They selected a 1933 Lancia Astura Pinin Farina Cabriolet ‘Bocca’ – one of only a handful of cars that were styled by Mario Revelli di Beaumont for Lancia dealer Ernesto Bocca. With its sweeping wings and sculpted tail section, it’s little wonder this highly original example captured the imagination of the judges. It was also presented with the Most Elegant award.

Given the spectacular venue, it was only fitting that His Grace the 12th Duke of Marlborough selected his favourite car. His award went to a 1960 Aston Martin DB4 GT that had been raced in historics events before being restored to original specification picked up the Duke of Marlborough car award.

Salon Privé Chairman Andrew Bagley, meanwhile, chose to present the Chairman’s Award to a Ford GT40. Chassis number 1034 is the fourth of only 31 MkI road cars built, and the first to be delivered to a private owner – the three previous examples having been retained by Ford. It has recently been carefully and sympathetically restored to its unique period-correct specification.

Twenty-five years since the McLaren F1 (seen here in Harrods livery) won the Le Mans 24 Hours on its debut at La Sarthe, a Class was dedicated to the Gordon Murray-designed hypercar and there was more McLaren success when a 1997 F1 GTR long-tail picked up the People’s Choice award. Chassis 28R was raced in the FIA GT Championship by GTC Gulf Team Davidoff and was the last of the F1 GTRs to be built.

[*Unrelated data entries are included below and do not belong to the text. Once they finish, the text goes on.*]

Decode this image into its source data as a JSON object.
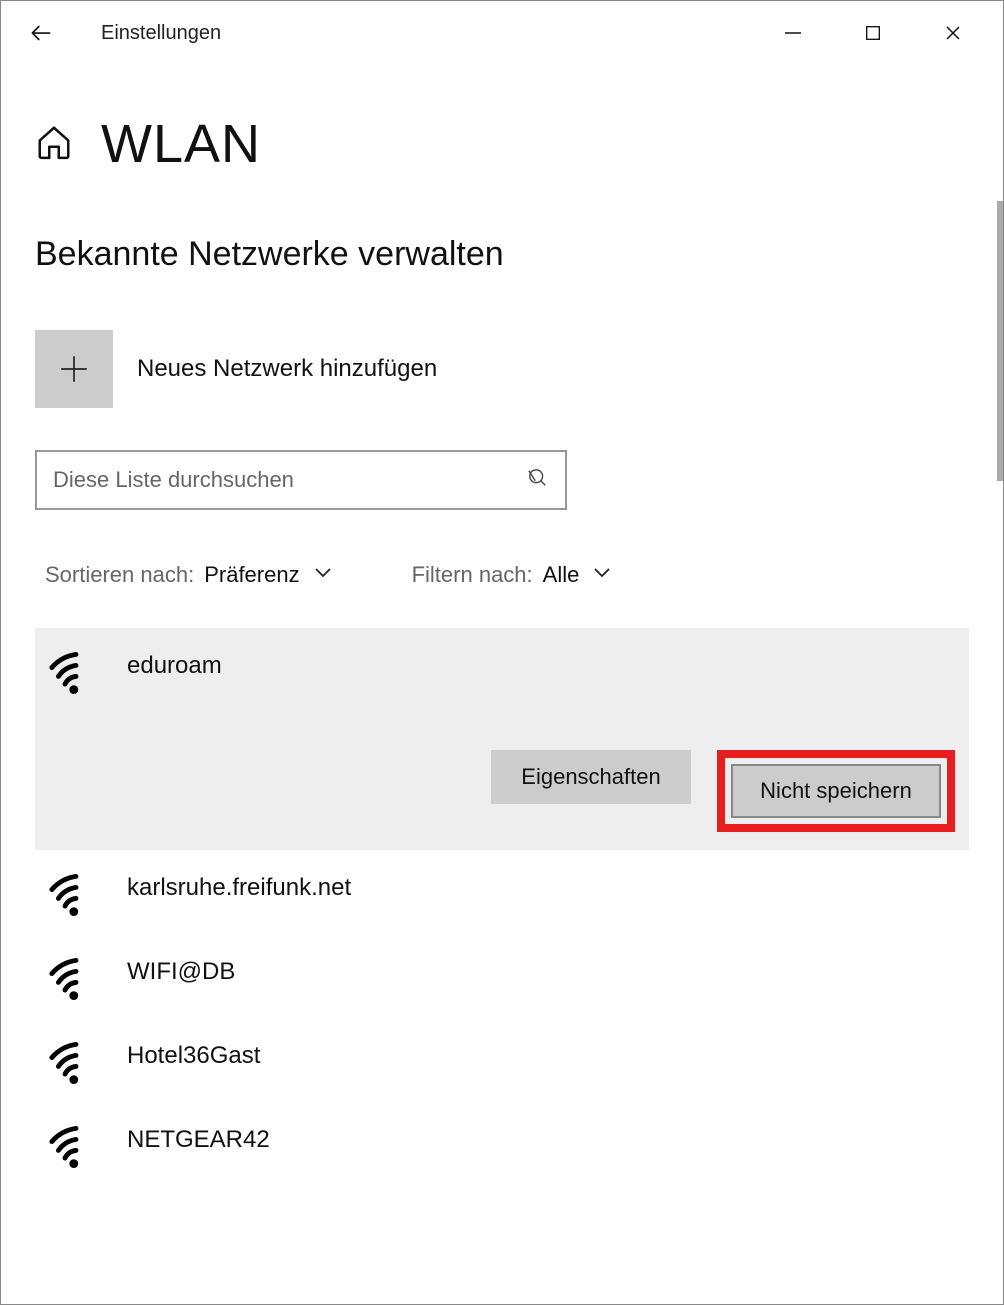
{
  "titlebar": {
    "app_title": "Einstellungen"
  },
  "page": {
    "title": "WLAN",
    "section_title": "Bekannte Netzwerke verwalten",
    "add_label": "Neues Netzwerk hinzufügen",
    "search_placeholder": "Diese Liste durchsuchen",
    "sort_label": "Sortieren nach:",
    "sort_value": "Präferenz",
    "filter_label": "Filtern nach:",
    "filter_value": "Alle"
  },
  "actions": {
    "properties": "Eigenschaften",
    "forget": "Nicht speichern"
  },
  "networks": [
    {
      "name": "eduroam",
      "selected": true
    },
    {
      "name": "karlsruhe.freifunk.net",
      "selected": false
    },
    {
      "name": "WIFI@DB",
      "selected": false
    },
    {
      "name": "Hotel36Gast",
      "selected": false
    },
    {
      "name": "NETGEAR42",
      "selected": false
    }
  ]
}
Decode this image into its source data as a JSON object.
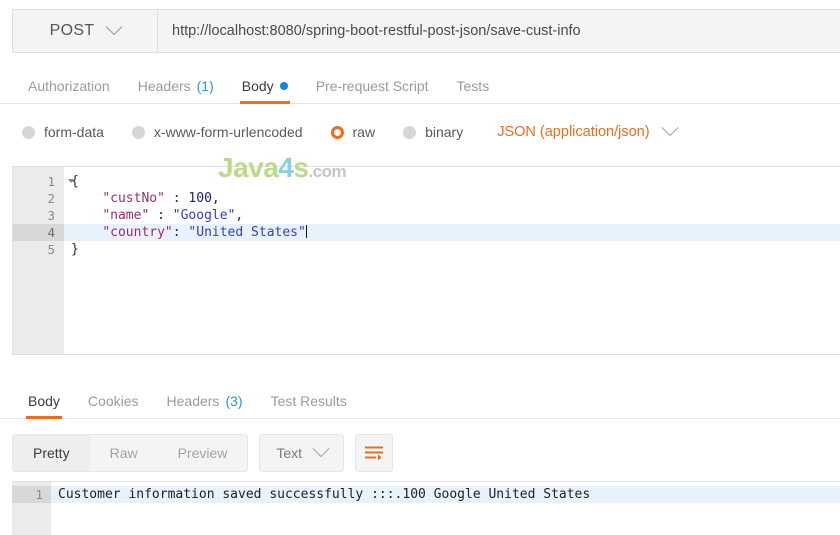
{
  "request": {
    "method": "POST",
    "method_caret_icon": "chevron-down-icon",
    "url": "http://localhost:8080/spring-boot-restful-post-json/save-cust-info",
    "url_placeholder": "Enter request URL",
    "tabs": [
      {
        "label": "Authorization",
        "active": false,
        "badge": ""
      },
      {
        "label": "Headers",
        "active": false,
        "badge": "(1)"
      },
      {
        "label": "Body",
        "active": true,
        "badge": ""
      },
      {
        "label": "Pre-request Script",
        "active": false,
        "badge": ""
      },
      {
        "label": "Tests",
        "active": false,
        "badge": ""
      }
    ]
  },
  "body_type": {
    "options": [
      {
        "label": "form-data",
        "selected": false
      },
      {
        "label": "x-www-form-urlencoded",
        "selected": false
      },
      {
        "label": "raw",
        "selected": true
      },
      {
        "label": "binary",
        "selected": false
      }
    ],
    "content_type": "JSON (application/json)",
    "content_type_caret_icon": "chevron-down-icon"
  },
  "editor": {
    "lines": [
      {
        "num": "1",
        "fold": true,
        "active": false,
        "text": "{"
      },
      {
        "num": "2",
        "fold": false,
        "active": false,
        "text": "    \"custNo\" : 100,"
      },
      {
        "num": "3",
        "fold": false,
        "active": false,
        "text": "    \"name\" : \"Google\","
      },
      {
        "num": "4",
        "fold": false,
        "active": true,
        "text": "    \"country\": \"United States\""
      },
      {
        "num": "5",
        "fold": false,
        "active": false,
        "text": "}"
      }
    ]
  },
  "watermark": {
    "part1": "Java",
    "part2": "4",
    "part3": "s",
    "part4": ".com"
  },
  "response": {
    "tabs": [
      {
        "label": "Body",
        "active": true,
        "badge": ""
      },
      {
        "label": "Cookies",
        "active": false,
        "badge": ""
      },
      {
        "label": "Headers",
        "active": false,
        "badge": "(3)"
      },
      {
        "label": "Test Results",
        "active": false,
        "badge": ""
      }
    ],
    "view_modes": [
      {
        "label": "Pretty",
        "active": true
      },
      {
        "label": "Raw",
        "active": false
      },
      {
        "label": "Preview",
        "active": false
      }
    ],
    "format": "Text",
    "format_caret_icon": "chevron-down-icon",
    "wrap_icon": "word-wrap-icon",
    "lines": [
      {
        "num": "1",
        "text": "Customer information saved successfully :::.100 Google United States"
      }
    ]
  },
  "colors": {
    "accent_orange": "#ef6c1a",
    "link_blue": "#2f93e0",
    "dot_blue": "#1a82e2",
    "active_line": "#e8f2fd",
    "gutter": "#ebebeb",
    "json_key": "#9b2d6f",
    "json_string": "#2f3fd0",
    "json_number": "#1a1a8c"
  }
}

Two legendary sports racing cars from the 1950s were honoured via two of the judges’ special prizes. An ex-Equipe Nationale Belge Ferrari 500 TRC that won its class at Le Mans in 1957, and which has long been campaigned in historic events courtesy of David Cottingham, won the Passione Corsa Award, while the Preservation Award was presented to a delightfully patinated and the most original Jaguar D-type in existence today. Chassis number XKD509 was raced in America when it was new, and is now a remarkably original ‘time warp’ survivor.

A sublime selection of machinery made up the pre-war classes, and the Veterans At The Palace group was topped by a 1919 Rolls-Royce Silver Ghost. Built in the marque’s Springfield, Massachusetts factory, the car played a starring role in the 1974 film adaptation of The Great Gatsby, which starred Robert Redford and Mia Farrow.

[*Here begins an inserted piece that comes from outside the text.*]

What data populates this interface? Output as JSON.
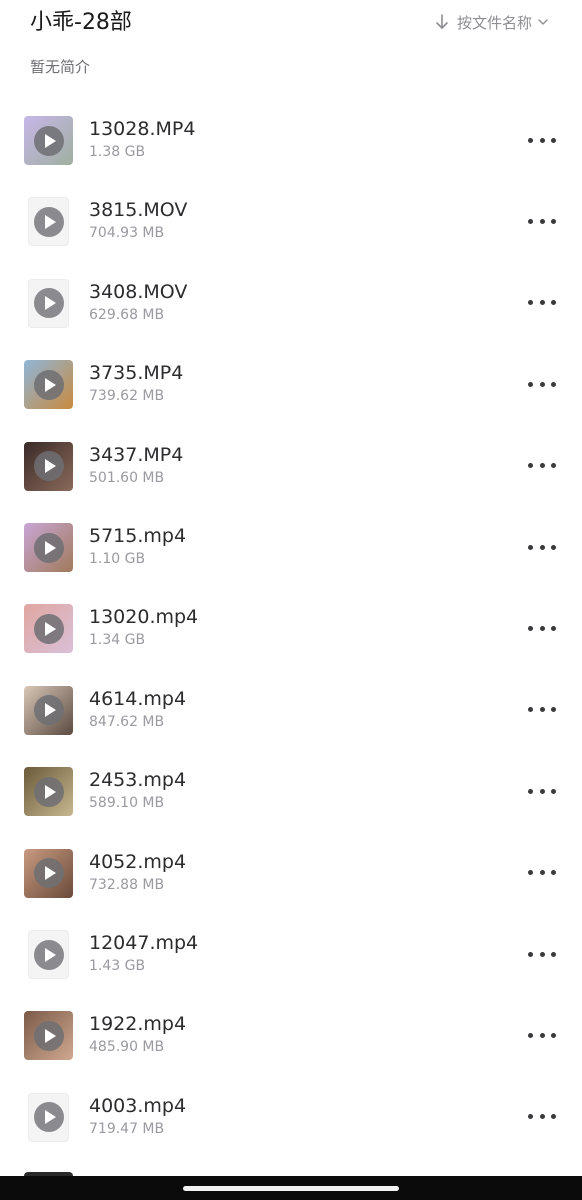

#SalonPrivé Chairman Andrew Bagley said: “Every year, we welcome the world’s greatest cars to #BlenheimPalace, and 2020 was no exception. The finest marques in automotive history were represented in the Concours d’Elégance – our chosen specialists and marque experts really had their work cut out with the judging process, and the winners represent the very best of the international classic-car scene.”